Work task: Pictures stay out of the copy, and everything else in the data below is repeated exactly.

Exercise material:
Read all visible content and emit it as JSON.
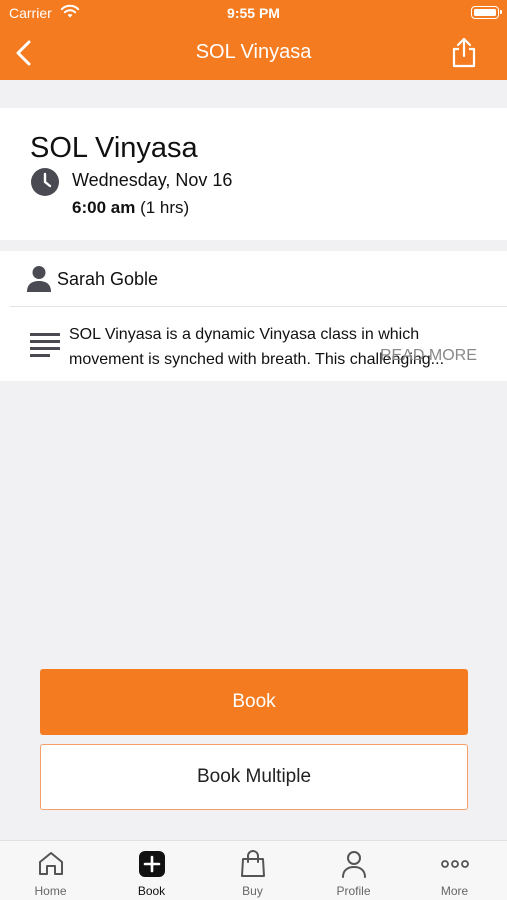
{
  "status_bar": {
    "carrier": "Carrier",
    "time": "9:55 PM"
  },
  "navbar": {
    "title": "SOL Vinyasa"
  },
  "class": {
    "title": "SOL Vinyasa",
    "date": "Wednesday, Nov 16",
    "start_time": "6:00 am",
    "duration": "(1 hrs)",
    "instructor": "Sarah Goble",
    "description": "SOL Vinyasa is a dynamic Vinyasa class in which movement is synched with breath. This challenging...",
    "read_more": "READ MORE"
  },
  "actions": {
    "book": "Book",
    "book_multiple": "Book Multiple"
  },
  "tabbar": {
    "items": [
      {
        "label": "Home",
        "icon": "home-icon"
      },
      {
        "label": "Book",
        "icon": "book-plus-icon"
      },
      {
        "label": "Buy",
        "icon": "shopping-bag-icon"
      },
      {
        "label": "Profile",
        "icon": "profile-icon"
      },
      {
        "label": "More",
        "icon": "more-dots-icon"
      }
    ],
    "active": "Book"
  },
  "colors": {
    "accent": "#f47b20",
    "background": "#f1f1f3",
    "card": "#ffffff"
  }
}
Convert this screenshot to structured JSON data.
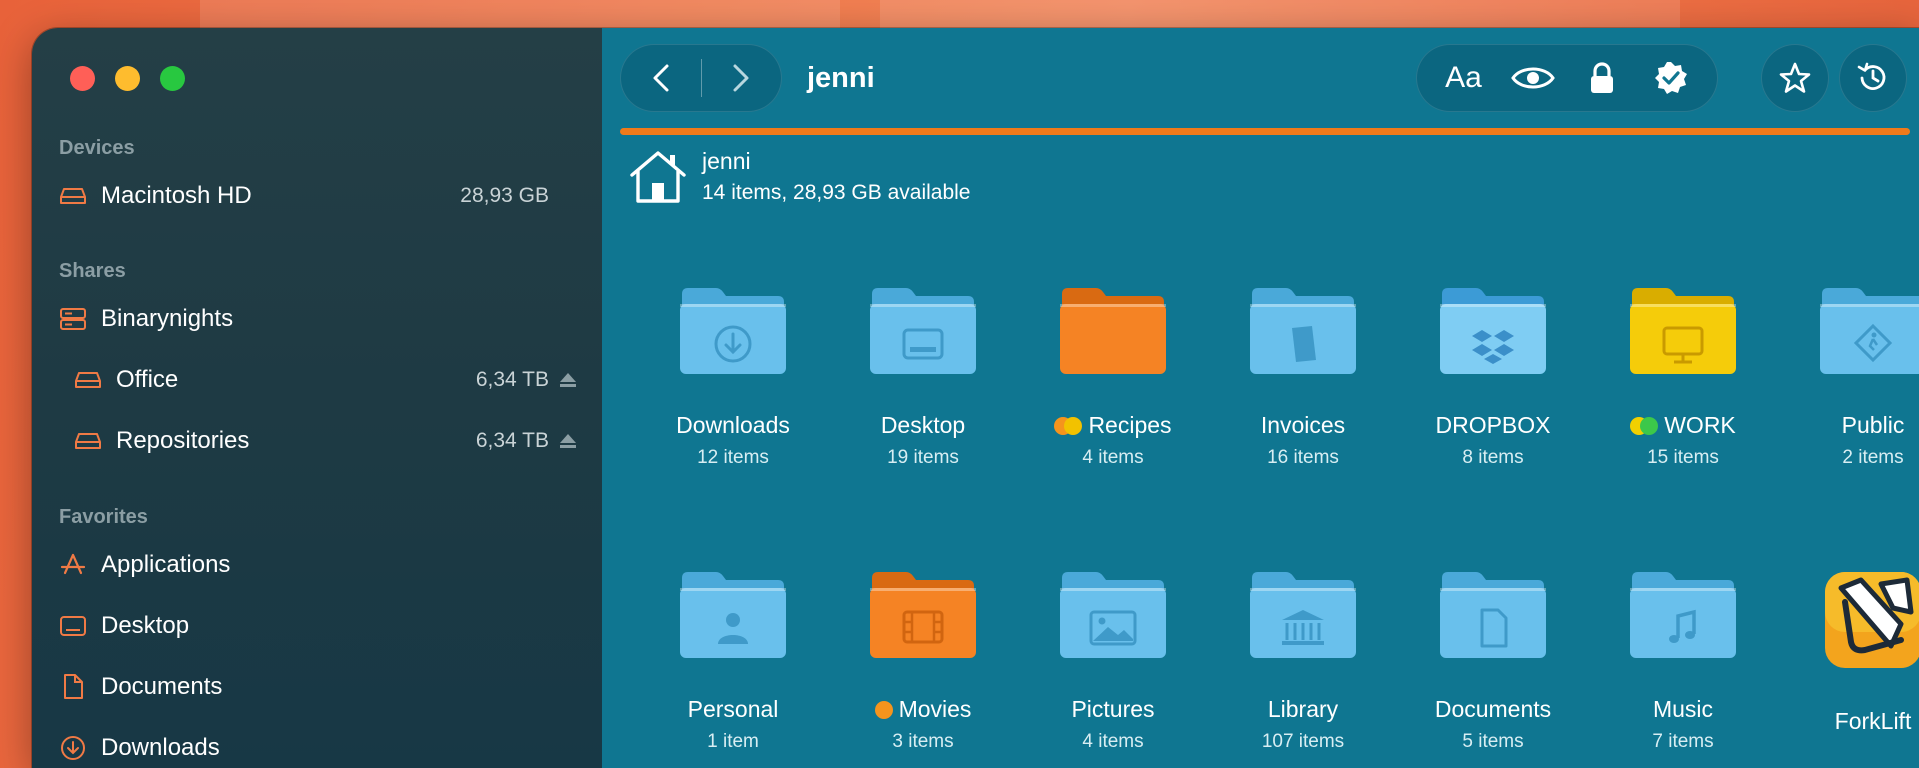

Result of the exercise:
Read all visible content and emit it as JSON.
{
  "status_bar": {
    "carrier": "Carrier",
    "time": "9:55 PM"
  },
  "navbar": {
    "title": "SOL Vinyasa"
  },
  "class": {
    "title": "SOL Vinyasa",
    "date": "Wednesday, Nov 16",
    "start_time": "6:00 am",
    "duration": "(1 hrs)",
    "instructor": "Sarah Goble",
    "description": "SOL Vinyasa is a dynamic Vinyasa class in which movement is synched with breath. This challenging...",
    "read_more": "READ MORE"
  },
  "actions": {
    "book": "Book",
    "book_multiple": "Book Multiple"
  },
  "tabbar": {
    "items": [
      {
        "label": "Home",
        "icon": "home-icon"
      },
      {
        "label": "Book",
        "icon": "book-plus-icon"
      },
      {
        "label": "Buy",
        "icon": "shopping-bag-icon"
      },
      {
        "label": "Profile",
        "icon": "profile-icon"
      },
      {
        "label": "More",
        "icon": "more-dots-icon"
      }
    ],
    "active": "Book"
  },
  "colors": {
    "accent": "#f47b20",
    "background": "#f1f1f3",
    "card": "#ffffff"
  }
}
Convert this screenshot to structured JSON data.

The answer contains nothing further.